As the e-book business skyrockets, many participants seek to increase their market share — some by dramatically increasing the number of products in the market, providing better services, or other traditional competitive measures. Others by trying to expand their legal control over the content — essentially by rent-seeking.
By defining e-books as software, some companies have found justification for seeking the legal protections of both books and software.
A traditional principle of copyright law establishes that once a product has been sold to a consumer, the first sale has “exhausted” his/her rights to any further profit. Once sold, a seller has only limited rights to what happens to the work.
This “first sale” or “exhaustion” doctrine is why you can legally lend a friend your copy of a book, CD, or a video. It is why libraries and secondhand stores exist.
The law concerning books and other media has been written and rewritten after intense lobbying by corporations. The most recent modifications received such heavy lobbying from Disney that it has become known as the “Mickey Mouse Protection Act.” It currently holds that works are restricted for life of the author plus 70 years and for works of corporate authorship to 120 years. (For “author” read “publisher,” the de facto participant that primarily controls the copyright.)
The law also states that first-sale doctrine doesn’t apply if works are obtained by “by rental, lease, loan, or otherwise without acquiring ownership of it.”
This technicality means that now when you buy an ebook on your Kindle or Nook, the devices’ terms state that you are licensing the book, not purchasing it. These agreements also state that the companies are under no obligation to maintain their services or continue to allow you to access the work you have licensed.
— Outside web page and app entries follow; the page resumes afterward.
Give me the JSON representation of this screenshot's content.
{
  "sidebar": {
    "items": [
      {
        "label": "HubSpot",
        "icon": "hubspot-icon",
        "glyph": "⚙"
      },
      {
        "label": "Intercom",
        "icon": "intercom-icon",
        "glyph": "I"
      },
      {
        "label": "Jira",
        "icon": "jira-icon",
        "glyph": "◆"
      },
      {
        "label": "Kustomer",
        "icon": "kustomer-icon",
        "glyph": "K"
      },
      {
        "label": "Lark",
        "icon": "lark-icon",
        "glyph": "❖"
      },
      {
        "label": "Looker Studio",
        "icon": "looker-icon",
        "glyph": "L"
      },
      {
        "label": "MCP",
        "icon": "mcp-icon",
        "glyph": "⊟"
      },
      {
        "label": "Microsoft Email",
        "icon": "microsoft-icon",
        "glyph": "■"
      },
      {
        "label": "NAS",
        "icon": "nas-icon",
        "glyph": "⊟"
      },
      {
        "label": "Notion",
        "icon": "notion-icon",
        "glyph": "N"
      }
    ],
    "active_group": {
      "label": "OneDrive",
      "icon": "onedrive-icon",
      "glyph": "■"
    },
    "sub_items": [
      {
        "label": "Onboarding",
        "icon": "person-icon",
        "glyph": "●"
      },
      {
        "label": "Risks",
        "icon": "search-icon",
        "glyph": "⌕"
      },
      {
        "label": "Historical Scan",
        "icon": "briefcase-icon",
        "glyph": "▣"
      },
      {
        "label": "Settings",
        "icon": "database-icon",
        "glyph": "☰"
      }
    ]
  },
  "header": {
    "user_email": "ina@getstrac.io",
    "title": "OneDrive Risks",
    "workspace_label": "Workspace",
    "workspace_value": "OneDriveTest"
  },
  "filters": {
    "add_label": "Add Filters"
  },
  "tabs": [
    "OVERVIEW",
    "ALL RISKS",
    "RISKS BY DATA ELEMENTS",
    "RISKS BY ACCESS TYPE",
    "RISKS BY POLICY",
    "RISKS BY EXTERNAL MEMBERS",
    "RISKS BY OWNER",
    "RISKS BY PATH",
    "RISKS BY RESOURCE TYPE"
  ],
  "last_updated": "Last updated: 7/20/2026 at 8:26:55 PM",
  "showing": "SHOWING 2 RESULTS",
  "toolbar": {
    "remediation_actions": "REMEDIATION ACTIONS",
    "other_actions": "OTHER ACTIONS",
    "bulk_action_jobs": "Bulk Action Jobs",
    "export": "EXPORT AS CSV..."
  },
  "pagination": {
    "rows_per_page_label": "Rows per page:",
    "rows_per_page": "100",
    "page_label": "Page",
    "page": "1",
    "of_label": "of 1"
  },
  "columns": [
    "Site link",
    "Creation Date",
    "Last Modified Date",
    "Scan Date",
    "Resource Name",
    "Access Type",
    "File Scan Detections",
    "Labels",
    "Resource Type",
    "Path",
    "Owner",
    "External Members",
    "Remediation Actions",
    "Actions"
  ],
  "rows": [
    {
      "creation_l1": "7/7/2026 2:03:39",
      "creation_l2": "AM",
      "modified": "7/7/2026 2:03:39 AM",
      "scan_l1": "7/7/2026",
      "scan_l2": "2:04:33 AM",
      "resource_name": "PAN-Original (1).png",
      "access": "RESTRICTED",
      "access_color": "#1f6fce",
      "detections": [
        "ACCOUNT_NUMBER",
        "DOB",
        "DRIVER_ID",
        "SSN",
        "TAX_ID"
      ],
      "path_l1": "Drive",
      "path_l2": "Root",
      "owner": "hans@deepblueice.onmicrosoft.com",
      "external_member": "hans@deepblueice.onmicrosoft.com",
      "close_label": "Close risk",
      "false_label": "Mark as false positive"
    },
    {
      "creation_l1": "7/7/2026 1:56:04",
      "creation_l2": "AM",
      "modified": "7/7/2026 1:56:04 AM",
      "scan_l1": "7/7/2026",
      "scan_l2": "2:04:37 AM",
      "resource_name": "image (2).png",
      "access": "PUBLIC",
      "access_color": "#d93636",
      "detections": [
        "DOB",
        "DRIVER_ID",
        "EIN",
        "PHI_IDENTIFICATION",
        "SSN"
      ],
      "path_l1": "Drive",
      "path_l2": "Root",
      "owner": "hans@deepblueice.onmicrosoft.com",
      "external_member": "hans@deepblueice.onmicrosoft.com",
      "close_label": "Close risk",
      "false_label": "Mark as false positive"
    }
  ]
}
They can shut you down and take away your books for any reason, at any time.
It also means that you can’t back-up your books, buy books when you are out of the country, lend books, resell books you’ve read, or use non-approved reading devices. It also means that it may soon be impossible to check out a digital copy at the library.
Old-timey Internet folk like me will remember that we used to refer to this sort of rent-seeking as “AYBABTU.” All Your Base Are Belong to Us.
via The Financial Times, Scribd and Businessweek. Also, “The Political Economy of the Rent-Seeking Society,” American Economic Review 64.3 (1974): 291-303